[Website and app data records]
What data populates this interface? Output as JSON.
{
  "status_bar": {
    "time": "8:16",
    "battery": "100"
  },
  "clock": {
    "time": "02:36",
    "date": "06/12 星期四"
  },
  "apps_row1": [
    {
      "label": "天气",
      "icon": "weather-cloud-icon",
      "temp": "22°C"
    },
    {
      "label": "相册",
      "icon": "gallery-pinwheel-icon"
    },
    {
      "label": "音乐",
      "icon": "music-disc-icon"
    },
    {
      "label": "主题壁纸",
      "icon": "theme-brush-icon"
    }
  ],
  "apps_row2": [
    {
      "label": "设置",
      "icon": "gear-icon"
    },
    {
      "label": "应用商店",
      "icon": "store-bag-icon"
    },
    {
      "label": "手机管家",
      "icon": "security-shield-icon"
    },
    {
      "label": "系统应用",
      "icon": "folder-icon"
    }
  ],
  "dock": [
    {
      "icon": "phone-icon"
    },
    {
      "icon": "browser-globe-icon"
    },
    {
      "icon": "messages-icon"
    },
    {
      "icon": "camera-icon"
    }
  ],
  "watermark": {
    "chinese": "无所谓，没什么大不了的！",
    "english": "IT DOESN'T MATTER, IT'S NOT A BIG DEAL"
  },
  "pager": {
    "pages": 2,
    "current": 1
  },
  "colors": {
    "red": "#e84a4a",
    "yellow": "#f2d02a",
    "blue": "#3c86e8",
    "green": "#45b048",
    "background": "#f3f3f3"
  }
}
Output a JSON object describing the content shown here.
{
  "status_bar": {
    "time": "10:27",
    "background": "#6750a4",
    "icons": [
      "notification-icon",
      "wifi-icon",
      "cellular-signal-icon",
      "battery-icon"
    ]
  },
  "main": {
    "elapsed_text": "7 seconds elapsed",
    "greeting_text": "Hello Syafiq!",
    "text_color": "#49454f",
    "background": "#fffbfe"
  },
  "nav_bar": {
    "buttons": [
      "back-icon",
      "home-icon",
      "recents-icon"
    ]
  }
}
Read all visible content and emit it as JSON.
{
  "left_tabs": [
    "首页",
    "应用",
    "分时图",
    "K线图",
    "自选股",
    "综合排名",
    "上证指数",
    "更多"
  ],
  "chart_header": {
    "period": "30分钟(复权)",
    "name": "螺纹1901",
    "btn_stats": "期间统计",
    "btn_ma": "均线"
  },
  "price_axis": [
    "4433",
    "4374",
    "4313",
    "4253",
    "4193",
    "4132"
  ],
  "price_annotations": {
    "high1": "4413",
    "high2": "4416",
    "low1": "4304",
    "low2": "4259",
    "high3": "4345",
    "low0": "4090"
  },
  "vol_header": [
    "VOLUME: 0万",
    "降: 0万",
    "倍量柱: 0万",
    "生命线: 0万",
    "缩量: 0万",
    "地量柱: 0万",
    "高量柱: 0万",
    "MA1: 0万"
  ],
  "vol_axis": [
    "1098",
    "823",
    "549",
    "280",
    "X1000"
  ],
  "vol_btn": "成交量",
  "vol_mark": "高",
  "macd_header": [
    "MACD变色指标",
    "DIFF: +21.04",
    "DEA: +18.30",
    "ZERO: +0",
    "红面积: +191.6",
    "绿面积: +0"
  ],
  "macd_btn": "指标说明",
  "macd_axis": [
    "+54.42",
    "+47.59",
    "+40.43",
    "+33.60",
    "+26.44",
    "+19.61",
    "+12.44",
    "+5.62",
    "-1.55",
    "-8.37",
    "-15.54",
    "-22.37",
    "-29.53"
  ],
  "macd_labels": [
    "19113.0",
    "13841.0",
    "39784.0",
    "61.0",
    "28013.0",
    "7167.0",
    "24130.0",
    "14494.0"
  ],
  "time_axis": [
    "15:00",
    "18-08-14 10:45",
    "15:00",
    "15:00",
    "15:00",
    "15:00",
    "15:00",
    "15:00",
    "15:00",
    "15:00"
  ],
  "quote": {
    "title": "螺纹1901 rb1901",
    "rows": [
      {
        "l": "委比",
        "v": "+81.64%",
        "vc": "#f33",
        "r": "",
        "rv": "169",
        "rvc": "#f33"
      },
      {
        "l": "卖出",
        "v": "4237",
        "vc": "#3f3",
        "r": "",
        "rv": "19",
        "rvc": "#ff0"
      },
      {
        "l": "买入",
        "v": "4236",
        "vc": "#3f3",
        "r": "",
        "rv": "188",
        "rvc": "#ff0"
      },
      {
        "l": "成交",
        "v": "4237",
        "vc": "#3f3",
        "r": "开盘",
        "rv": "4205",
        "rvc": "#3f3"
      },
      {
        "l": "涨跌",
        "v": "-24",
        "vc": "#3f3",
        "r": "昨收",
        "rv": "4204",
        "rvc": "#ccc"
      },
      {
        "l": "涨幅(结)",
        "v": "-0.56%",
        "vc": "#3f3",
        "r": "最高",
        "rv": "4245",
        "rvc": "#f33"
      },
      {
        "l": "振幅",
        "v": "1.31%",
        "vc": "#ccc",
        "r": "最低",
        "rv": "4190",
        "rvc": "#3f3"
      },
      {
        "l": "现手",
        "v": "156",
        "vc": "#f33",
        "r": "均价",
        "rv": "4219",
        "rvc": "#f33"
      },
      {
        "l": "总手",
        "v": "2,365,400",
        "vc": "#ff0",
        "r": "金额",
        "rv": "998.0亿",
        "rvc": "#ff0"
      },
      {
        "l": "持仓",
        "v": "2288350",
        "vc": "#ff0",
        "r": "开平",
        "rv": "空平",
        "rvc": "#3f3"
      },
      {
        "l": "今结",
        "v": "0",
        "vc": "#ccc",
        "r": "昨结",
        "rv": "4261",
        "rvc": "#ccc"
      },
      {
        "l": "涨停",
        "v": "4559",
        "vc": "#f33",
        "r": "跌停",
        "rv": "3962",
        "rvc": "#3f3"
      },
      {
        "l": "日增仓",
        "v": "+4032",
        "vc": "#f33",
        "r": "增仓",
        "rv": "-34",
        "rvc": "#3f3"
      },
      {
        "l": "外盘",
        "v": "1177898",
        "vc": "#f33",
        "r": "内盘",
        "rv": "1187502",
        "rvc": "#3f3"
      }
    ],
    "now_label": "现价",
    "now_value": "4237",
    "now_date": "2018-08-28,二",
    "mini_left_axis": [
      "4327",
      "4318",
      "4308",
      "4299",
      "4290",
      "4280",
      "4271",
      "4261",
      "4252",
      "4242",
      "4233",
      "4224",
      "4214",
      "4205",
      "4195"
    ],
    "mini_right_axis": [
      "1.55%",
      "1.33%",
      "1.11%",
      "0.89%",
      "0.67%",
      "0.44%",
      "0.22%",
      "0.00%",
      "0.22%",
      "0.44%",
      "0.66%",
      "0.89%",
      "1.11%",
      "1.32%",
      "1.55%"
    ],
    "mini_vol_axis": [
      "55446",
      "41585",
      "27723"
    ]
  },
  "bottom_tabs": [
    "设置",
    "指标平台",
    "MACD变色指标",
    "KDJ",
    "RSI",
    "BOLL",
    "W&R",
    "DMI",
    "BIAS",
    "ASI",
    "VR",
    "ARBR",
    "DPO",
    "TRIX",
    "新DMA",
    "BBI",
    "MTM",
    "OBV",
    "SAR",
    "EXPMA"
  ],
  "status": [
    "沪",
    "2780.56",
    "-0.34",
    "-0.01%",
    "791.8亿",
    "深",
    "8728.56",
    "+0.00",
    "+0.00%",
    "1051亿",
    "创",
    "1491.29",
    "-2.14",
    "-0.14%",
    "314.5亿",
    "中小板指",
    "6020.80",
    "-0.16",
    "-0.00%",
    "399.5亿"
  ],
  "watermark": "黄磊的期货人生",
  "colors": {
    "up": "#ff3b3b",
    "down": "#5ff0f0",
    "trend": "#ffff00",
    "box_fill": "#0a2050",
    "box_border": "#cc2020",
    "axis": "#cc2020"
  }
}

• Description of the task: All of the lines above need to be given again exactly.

• Output for this task:
What data populates this interface? Output as JSON.
{
  "status_bar": {
    "time": "8:16",
    "battery": "100"
  },
  "clock": {
    "time": "02:36",
    "date": "06/12 星期四"
  },
  "apps_row1": [
    {
      "label": "天气",
      "icon": "weather-cloud-icon",
      "temp": "22°C"
    },
    {
      "label": "相册",
      "icon": "gallery-pinwheel-icon"
    },
    {
      "label": "音乐",
      "icon": "music-disc-icon"
    },
    {
      "label": "主题壁纸",
      "icon": "theme-brush-icon"
    }
  ],
  "apps_row2": [
    {
      "label": "设置",
      "icon": "gear-icon"
    },
    {
      "label": "应用商店",
      "icon": "store-bag-icon"
    },
    {
      "label": "手机管家",
      "icon": "security-shield-icon"
    },
    {
      "label": "系统应用",
      "icon": "folder-icon"
    }
  ],
  "dock": [
    {
      "icon": "phone-icon"
    },
    {
      "icon": "browser-globe-icon"
    },
    {
      "icon": "messages-icon"
    },
    {
      "icon": "camera-icon"
    }
  ],
  "watermark": {
    "chinese": "无所谓，没什么大不了的！",
    "english": "IT DOESN'T MATTER, IT'S NOT A BIG DEAL"
  },
  "pager": {
    "pages": 2,
    "current": 1
  },
  "colors": {
    "red": "#e84a4a",
    "yellow": "#f2d02a",
    "blue": "#3c86e8",
    "green": "#45b048",
    "background": "#f3f3f3"
  }
}
Output a JSON object describing the content shown here.
{
  "status_bar": {
    "time": "10:27",
    "background": "#6750a4",
    "icons": [
      "notification-icon",
      "wifi-icon",
      "cellular-signal-icon",
      "battery-icon"
    ]
  },
  "main": {
    "elapsed_text": "7 seconds elapsed",
    "greeting_text": "Hello Syafiq!",
    "text_color": "#49454f",
    "background": "#fffbfe"
  },
  "nav_bar": {
    "buttons": [
      "back-icon",
      "home-icon",
      "recents-icon"
    ]
  }
}
Read all visible content and emit it as JSON.
{
  "left_tabs": [
    "首页",
    "应用",
    "分时图",
    "K线图",
    "自选股",
    "综合排名",
    "上证指数",
    "更多"
  ],
  "chart_header": {
    "period": "30分钟(复权)",
    "name": "螺纹1901",
    "btn_stats": "期间统计",
    "btn_ma": "均线"
  },
  "price_axis": [
    "4433",
    "4374",
    "4313",
    "4253",
    "4193",
    "4132"
  ],
  "price_annotations": {
    "high1": "4413",
    "high2": "4416",
    "low1": "4304",
    "low2": "4259",
    "high3": "4345",
    "low0": "4090"
  },
  "vol_header": [
    "VOLUME: 0万",
    "降: 0万",
    "倍量柱: 0万",
    "生命线: 0万",
    "缩量: 0万",
    "地量柱: 0万",
    "高量柱: 0万",
    "MA1: 0万"
  ],
  "vol_axis": [
    "1098",
    "823",
    "549",
    "280",
    "X1000"
  ],
  "vol_btn": "成交量",
  "vol_mark": "高",
  "macd_header": [
    "MACD变色指标",
    "DIFF: +21.04",
    "DEA: +18.30",
    "ZERO: +0",
    "红面积: +191.6",
    "绿面积: +0"
  ],
  "macd_btn": "指标说明",
  "macd_axis": [
    "+54.42",
    "+47.59",
    "+40.43",
    "+33.60",
    "+26.44",
    "+19.61",
    "+12.44",
    "+5.62",
    "-1.55",
    "-8.37",
    "-15.54",
    "-22.37",
    "-29.53"
  ],
  "macd_labels": [
    "19113.0",
    "13841.0",
    "39784.0",
    "61.0",
    "28013.0",
    "7167.0",
    "24130.0",
    "14494.0"
  ],
  "time_axis": [
    "15:00",
    "18-08-14 10:45",
    "15:00",
    "15:00",
    "15:00",
    "15:00",
    "15:00",
    "15:00",
    "15:00",
    "15:00"
  ],
  "quote": {
    "title": "螺纹1901 rb1901",
    "rows": [
      {
        "l": "委比",
        "v": "+81.64%",
        "vc": "#f33",
        "r": "",
        "rv": "169",
        "rvc": "#f33"
      },
      {
        "l": "卖出",
        "v": "4237",
        "vc": "#3f3",
        "r": "",
        "rv": "19",
        "rvc": "#ff0"
      },
      {
        "l": "买入",
        "v": "4236",
        "vc": "#3f3",
        "r": "",
        "rv": "188",
        "rvc": "#ff0"
      },
      {
        "l": "成交",
        "v": "4237",
        "vc": "#3f3",
        "r": "开盘",
        "rv": "4205",
        "rvc": "#3f3"
      },
      {
        "l": "涨跌",
        "v": "-24",
        "vc": "#3f3",
        "r": "昨收",
        "rv": "4204",
        "rvc": "#ccc"
      },
      {
        "l": "涨幅(结)",
        "v": "-0.56%",
        "vc": "#3f3",
        "r": "最高",
        "rv": "4245",
        "rvc": "#f33"
      },
      {
        "l": "振幅",
        "v": "1.31%",
        "vc": "#ccc",
        "r": "最低",
        "rv": "4190",
        "rvc": "#3f3"
      },
      {
        "l": "现手",
        "v": "156",
        "vc": "#f33",
        "r": "均价",
        "rv": "4219",
        "rvc": "#f33"
      },
      {
        "l": "总手",
        "v": "2,365,400",
        "vc": "#ff0",
        "r": "金额",
        "rv": "998.0亿",
        "rvc": "#ff0"
      },
      {
        "l": "持仓",
        "v": "2288350",
        "vc": "#ff0",
        "r": "开平",
        "rv": "空平",
        "rvc": "#3f3"
      },
      {
        "l": "今结",
        "v": "0",
        "vc": "#ccc",
        "r": "昨结",
        "rv": "4261",
        "rvc": "#ccc"
      },
      {
        "l": "涨停",
        "v": "4559",
        "vc": "#f33",
        "r": "跌停",
        "rv": "3962",
        "rvc": "#3f3"
      },
      {
        "l": "日增仓",
        "v": "+4032",
        "vc": "#f33",
        "r": "增仓",
        "rv": "-34",
        "rvc": "#3f3"
      },
      {
        "l": "外盘",
        "v": "1177898",
        "vc": "#f33",
        "r": "内盘",
        "rv": "1187502",
        "rvc": "#3f3"
      }
    ],
    "now_label": "现价",
    "now_value": "4237",
    "now_date": "2018-08-28,二",
    "mini_left_axis": [
      "4327",
      "4318",
      "4308",
      "4299",
      "4290",
      "4280",
      "4271",
      "4261",
      "4252",
      "4242",
      "4233",
      "4224",
      "4214",
      "4205",
      "4195"
    ],
    "mini_right_axis": [
      "1.55%",
      "1.33%",
      "1.11%",
      "0.89%",
      "0.67%",
      "0.44%",
      "0.22%",
      "0.00%",
      "0.22%",
      "0.44%",
      "0.66%",
      "0.89%",
      "1.11%",
      "1.32%",
      "1.55%"
    ],
    "mini_vol_axis": [
      "55446",
      "41585",
      "27723"
    ]
  },
  "bottom_tabs": [
    "设置",
    "指标平台",
    "MACD变色指标",
    "KDJ",
    "RSI",
    "BOLL",
    "W&R",
    "DMI",
    "BIAS",
    "ASI",
    "VR",
    "ARBR",
    "DPO",
    "TRIX",
    "新DMA",
    "BBI",
    "MTM",
    "OBV",
    "SAR",
    "EXPMA"
  ],
  "status": [
    "沪",
    "2780.56",
    "-0.34",
    "-0.01%",
    "791.8亿",
    "深",
    "8728.56",
    "+0.00",
    "+0.00%",
    "1051亿",
    "创",
    "1491.29",
    "-2.14",
    "-0.14%",
    "314.5亿",
    "中小板指",
    "6020.80",
    "-0.16",
    "-0.00%",
    "399.5亿"
  ],
  "watermark": "黄磊的期货人生",
  "colors": {
    "up": "#ff3b3b",
    "down": "#5ff0f0",
    "trend": "#ffff00",
    "box_fill": "#0a2050",
    "box_border": "#cc2020",
    "axis": "#cc2020"
  }
}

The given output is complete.